NHK Overlooks Previous Government’s Corruption
Takahashi: When I see the reporting by NHK, Japan’s public broadcaster, I often hear comments saying we need to keep a strict eye on the Taliban, which I find really strange. The previous administration is responsible for letting the Taliban seize power to begin with. As I already mentioned, corruption is the cause. Why is the NHK hard on the Taliban, but was easy on the previous government? It’s really puzzling.
Reports say the Taliban confiscated over 12 million U.S. dollars in cash as well as gold bars from the former government officials. And about half of that, 6 million U.S. dollars and 17 gold bars were found from the home of the former First Vice President Amrullah Saleh in Panjshir valley.
– A video of Taliban soldiers neatly filling a suitcase with huge stacks of banknotes went viral.
Takahashi: As long as these corruptions continued, I felt the administration would collapse at some point. Afghan society values balance. You mentioned earlier that, “The honor of a man is maintained by his own virtues, such as bravery, generosity, and faithfulness.” It’s not just the Pashtun men, but many men in Afghanistan share this awareness.
– So it’s their view of morality.
Takahashi: I have another episode. I was to meet with a notorious high-ranking officer for a business matter. When I researched his reputation beforehand, no one said good things about him. However, one of my friends told me that, “Even a bad guy like him would be faithful if he likes you.” So, I decided to invite him to dinner.
There, he tells me how greedy his immediate commander is, and the appalling way of how he sprawls on a huge sofa while two servants send him air with large fans. He also said that even with whopping wealth, the commander endlessly demands money and amasses a fortune, so although he is the boss, he just can’t take it. I grinned, thinking who is he to say so, quite a villain himself. He seemed to realize what I meant, and said, “Takahashi, there are limits. A person shouldn’t exceed the limits,” and I burst out laughing.
– How should Japan engage with Afghanistan in the future?
Takahashi: It’s been said many times before, but in the field of development, not just in Afghanistan, but in developing countries in general, we need to consider assistance suitable for the country’s circumstances; what’s necessary and what it will bring to both sides.
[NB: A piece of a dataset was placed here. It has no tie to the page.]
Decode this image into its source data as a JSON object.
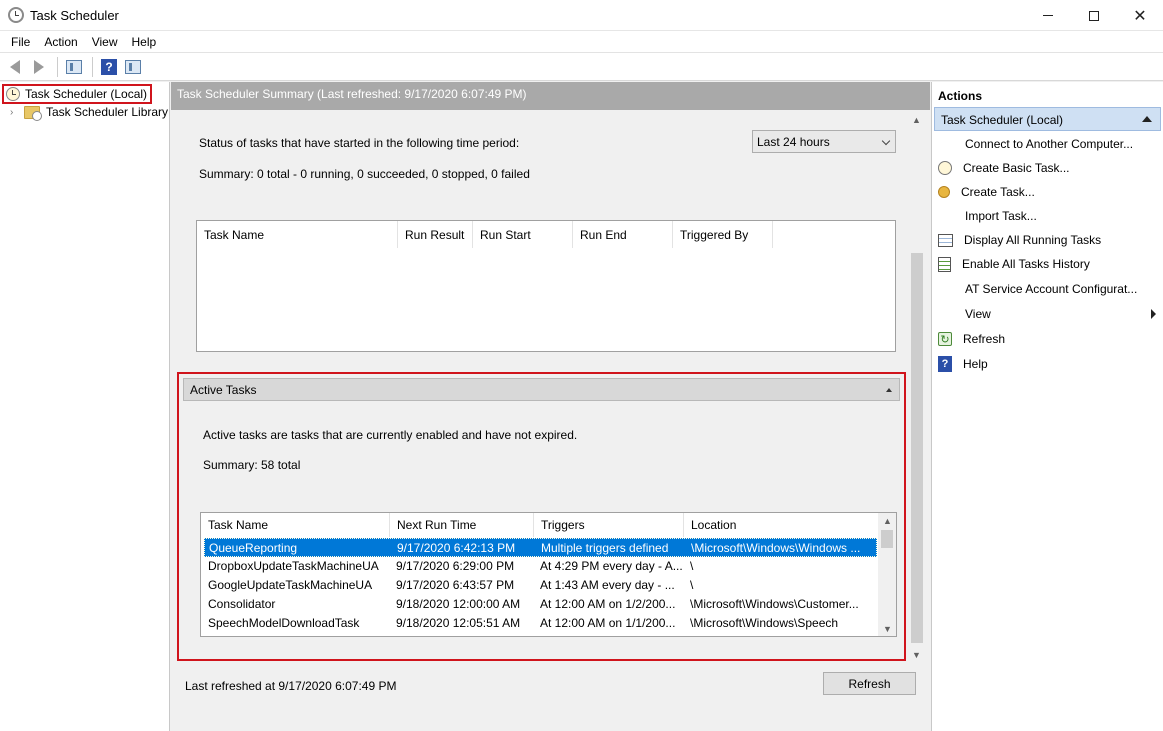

I believe that in providing assistance, while ensuring accountability, we need to have candid discussions on the national interests of Japan and the recipient country.
When we consider the relationship between Japan and Afghanistan, since Afghanistan is in the center of the Eurasian Continent, many think it has little to do with Japan in the Far East. But I don’t think so. Movements in inland Asia are not something Japan can ignore. I believe that trends in Eurasia have been important since ancient times.
An archaeology professor I respect taught me that Afghanistan is important because it is in the middle of Eurasia. I didn’t quite get it. Seeing my skepticism, he added, “Afghanistan is the navel of Eurasia. The navel is important, right?” That’s when it sunk in me.
– So it’s the navel. And the navel is next to China and near Russia. Just realizing these points tells you the weight of Afghanistan.
This is a translation of the Japanese article published in the November 2021 issue of the Seiron magazine.
Hiroshi Takahashi is a visiting professor at Takushoku University, Institute of World Studies and former Japanese Ambassador to Afghanistan. After studying at Kabul University, he joined the Japanese Embassy in Pakistan. He served in the Second Middle East Division of Ministry of Foreign Affairs, UN Special Mission to Afghanistan, the Japanese Embassy in Uzbekistan, UN Peacebuilding Office in Tajikistan (2000-2001), and UN Assistance Mission in Afghanistan (2001-2002). He was the Chargé d’affaires ad interim of the Japanese Embassy in Tajikistan, the Japanese Ambassador to Afghanistan (2012-2016), and Special Assistant to the Minister for Foreign Affairs.